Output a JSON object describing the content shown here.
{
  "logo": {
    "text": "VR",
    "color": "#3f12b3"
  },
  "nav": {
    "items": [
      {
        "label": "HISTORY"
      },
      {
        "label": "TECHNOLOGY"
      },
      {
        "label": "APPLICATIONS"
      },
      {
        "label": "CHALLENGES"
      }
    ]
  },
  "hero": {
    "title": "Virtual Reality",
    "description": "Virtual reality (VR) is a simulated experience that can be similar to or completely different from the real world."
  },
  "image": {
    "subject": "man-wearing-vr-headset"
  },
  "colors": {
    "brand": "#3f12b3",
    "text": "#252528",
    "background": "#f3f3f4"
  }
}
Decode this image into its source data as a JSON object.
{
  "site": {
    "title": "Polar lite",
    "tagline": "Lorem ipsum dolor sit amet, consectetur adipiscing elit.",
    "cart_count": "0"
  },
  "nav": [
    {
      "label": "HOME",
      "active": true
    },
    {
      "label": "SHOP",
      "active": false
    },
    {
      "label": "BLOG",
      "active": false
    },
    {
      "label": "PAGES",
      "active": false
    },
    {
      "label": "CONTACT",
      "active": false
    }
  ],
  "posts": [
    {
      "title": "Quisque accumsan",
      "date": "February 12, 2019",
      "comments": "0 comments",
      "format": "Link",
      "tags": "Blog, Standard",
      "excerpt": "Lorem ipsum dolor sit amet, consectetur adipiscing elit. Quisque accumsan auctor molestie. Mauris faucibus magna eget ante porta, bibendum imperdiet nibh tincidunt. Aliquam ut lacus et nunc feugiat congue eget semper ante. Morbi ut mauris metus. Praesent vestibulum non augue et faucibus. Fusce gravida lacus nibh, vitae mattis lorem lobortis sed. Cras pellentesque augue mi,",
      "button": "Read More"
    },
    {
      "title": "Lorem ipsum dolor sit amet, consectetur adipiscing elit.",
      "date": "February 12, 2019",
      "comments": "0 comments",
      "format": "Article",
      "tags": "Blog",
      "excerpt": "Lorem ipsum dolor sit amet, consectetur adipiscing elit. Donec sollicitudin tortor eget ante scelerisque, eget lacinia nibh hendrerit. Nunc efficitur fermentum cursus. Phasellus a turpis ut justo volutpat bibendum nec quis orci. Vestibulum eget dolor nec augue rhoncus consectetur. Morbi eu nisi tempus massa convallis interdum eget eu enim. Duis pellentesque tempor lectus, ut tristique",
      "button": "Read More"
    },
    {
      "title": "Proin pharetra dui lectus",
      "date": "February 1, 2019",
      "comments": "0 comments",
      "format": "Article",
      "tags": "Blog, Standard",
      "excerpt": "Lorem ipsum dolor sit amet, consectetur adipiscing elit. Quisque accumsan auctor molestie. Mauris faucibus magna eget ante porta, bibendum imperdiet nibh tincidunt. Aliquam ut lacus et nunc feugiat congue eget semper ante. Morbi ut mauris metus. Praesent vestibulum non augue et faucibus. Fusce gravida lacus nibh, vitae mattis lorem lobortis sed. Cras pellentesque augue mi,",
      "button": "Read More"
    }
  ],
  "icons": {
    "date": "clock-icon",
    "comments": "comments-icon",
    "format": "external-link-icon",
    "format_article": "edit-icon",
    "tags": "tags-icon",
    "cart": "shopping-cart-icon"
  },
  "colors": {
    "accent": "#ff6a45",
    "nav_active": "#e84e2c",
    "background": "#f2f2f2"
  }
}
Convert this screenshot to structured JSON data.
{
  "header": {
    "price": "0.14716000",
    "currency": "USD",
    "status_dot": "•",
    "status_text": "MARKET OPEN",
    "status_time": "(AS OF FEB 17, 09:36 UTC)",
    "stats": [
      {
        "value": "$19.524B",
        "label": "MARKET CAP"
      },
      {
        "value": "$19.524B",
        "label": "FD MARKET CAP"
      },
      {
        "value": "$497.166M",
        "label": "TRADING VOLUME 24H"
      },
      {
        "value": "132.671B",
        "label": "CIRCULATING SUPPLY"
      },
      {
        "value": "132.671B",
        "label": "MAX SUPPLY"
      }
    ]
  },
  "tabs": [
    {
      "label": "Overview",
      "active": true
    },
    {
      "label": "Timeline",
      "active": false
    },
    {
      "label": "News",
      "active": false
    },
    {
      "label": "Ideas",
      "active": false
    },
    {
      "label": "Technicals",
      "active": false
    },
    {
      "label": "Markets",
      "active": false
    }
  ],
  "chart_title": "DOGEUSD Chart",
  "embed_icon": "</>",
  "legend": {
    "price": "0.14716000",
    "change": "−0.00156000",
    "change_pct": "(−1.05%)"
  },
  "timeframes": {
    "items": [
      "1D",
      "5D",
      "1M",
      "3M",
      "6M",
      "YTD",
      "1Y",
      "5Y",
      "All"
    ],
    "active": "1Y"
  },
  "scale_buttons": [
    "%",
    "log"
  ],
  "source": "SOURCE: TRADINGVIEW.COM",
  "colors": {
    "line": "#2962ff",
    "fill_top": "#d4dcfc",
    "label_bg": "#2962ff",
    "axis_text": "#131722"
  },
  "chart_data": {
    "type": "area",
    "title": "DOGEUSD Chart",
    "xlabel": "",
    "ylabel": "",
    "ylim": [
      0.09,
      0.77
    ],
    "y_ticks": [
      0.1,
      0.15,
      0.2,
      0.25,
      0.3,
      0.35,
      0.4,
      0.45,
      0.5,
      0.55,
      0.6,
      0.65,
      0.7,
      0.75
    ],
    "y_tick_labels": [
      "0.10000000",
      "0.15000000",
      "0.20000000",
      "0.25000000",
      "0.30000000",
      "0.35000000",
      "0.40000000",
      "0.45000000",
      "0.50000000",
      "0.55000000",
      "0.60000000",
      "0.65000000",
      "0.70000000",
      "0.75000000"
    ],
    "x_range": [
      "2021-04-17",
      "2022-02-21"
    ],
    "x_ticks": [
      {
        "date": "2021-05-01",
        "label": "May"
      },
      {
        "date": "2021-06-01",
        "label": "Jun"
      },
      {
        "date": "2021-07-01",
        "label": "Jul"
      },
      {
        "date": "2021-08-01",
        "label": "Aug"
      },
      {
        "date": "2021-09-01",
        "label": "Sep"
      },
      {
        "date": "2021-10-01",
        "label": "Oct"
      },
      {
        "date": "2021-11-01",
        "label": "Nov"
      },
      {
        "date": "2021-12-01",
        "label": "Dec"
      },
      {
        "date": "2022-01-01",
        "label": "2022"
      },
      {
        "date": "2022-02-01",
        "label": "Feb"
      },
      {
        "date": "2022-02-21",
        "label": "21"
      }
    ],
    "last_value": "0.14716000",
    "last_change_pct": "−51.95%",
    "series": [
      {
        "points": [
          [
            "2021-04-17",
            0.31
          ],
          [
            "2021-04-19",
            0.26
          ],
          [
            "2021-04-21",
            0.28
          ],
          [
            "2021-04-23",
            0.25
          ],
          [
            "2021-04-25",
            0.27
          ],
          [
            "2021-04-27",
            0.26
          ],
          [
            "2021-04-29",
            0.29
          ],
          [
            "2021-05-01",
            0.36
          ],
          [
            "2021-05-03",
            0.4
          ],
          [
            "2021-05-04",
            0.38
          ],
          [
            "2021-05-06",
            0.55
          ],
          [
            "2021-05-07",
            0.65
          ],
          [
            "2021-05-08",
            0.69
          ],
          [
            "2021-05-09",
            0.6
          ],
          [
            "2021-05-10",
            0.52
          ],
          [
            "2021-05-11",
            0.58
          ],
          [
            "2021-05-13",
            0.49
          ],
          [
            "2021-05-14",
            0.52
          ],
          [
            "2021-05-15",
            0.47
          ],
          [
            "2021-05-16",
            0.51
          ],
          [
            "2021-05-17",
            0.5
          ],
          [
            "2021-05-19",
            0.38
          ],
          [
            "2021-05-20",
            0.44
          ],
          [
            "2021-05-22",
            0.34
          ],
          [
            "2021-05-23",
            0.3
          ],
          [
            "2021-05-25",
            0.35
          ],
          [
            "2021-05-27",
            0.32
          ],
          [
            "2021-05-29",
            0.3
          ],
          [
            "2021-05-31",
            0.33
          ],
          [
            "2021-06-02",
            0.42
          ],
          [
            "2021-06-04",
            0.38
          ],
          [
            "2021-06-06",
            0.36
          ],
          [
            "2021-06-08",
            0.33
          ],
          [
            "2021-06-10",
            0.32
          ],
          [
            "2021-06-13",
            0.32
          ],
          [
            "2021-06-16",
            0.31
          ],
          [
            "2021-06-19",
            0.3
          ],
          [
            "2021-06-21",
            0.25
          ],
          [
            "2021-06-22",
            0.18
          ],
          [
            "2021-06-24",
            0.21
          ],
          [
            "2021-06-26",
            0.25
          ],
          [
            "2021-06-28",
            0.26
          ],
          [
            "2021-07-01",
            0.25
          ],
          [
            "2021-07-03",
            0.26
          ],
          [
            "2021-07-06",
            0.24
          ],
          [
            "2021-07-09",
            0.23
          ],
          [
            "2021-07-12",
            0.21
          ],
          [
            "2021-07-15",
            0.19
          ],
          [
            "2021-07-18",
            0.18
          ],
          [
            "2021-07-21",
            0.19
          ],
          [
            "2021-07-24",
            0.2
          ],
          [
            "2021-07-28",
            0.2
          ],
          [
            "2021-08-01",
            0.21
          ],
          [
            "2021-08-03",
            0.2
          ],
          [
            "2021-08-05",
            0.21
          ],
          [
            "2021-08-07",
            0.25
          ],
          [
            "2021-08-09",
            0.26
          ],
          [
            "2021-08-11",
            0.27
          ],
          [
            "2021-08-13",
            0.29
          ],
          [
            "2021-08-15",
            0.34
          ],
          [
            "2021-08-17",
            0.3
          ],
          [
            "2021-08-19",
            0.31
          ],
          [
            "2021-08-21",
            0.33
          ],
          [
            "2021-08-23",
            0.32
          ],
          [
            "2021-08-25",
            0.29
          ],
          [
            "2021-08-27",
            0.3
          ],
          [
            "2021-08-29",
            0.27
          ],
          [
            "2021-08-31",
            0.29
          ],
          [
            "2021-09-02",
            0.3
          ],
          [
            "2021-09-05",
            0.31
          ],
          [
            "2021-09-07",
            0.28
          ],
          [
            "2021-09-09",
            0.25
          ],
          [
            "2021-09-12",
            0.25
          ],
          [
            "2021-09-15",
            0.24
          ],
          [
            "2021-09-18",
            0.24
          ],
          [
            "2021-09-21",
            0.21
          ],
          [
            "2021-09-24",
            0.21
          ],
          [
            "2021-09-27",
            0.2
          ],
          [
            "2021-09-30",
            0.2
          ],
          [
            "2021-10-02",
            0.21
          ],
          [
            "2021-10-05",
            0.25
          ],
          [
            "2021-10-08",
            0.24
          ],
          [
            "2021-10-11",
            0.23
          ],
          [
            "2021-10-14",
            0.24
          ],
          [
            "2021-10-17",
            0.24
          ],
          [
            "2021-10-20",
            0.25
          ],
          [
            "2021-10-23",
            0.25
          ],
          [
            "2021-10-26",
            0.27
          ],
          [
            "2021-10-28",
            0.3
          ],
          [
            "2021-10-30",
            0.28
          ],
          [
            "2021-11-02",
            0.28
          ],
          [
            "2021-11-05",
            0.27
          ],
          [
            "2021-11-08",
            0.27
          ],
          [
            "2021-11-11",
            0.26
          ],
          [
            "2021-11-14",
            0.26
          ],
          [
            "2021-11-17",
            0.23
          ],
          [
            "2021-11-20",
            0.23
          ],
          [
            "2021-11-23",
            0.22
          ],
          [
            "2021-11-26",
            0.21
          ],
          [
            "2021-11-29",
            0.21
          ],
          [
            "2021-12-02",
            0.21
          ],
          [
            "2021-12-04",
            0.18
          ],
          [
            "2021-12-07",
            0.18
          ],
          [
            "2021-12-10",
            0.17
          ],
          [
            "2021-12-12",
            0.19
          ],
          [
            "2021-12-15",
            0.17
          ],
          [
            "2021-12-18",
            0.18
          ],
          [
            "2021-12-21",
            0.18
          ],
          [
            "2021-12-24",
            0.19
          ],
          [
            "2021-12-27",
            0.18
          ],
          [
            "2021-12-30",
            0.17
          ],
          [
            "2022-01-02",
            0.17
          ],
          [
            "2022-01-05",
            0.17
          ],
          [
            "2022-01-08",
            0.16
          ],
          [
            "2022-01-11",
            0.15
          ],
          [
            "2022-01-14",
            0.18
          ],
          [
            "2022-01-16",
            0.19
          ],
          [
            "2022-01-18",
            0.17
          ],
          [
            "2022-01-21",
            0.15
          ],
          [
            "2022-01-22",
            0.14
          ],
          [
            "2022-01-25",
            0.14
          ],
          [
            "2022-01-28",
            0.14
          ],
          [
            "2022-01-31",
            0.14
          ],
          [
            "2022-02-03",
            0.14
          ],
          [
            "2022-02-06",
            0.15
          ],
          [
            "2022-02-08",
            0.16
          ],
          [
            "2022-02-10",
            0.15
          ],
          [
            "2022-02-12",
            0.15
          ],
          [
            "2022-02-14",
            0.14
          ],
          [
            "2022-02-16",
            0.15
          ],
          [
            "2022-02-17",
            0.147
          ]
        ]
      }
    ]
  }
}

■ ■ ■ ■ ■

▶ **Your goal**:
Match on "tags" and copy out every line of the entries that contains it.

▶ **Answer box**:
      "tags": "Blog, Standard",
      "tags": "Blog",
      "tags": "Blog, Standard",
    "tags": "tags-icon",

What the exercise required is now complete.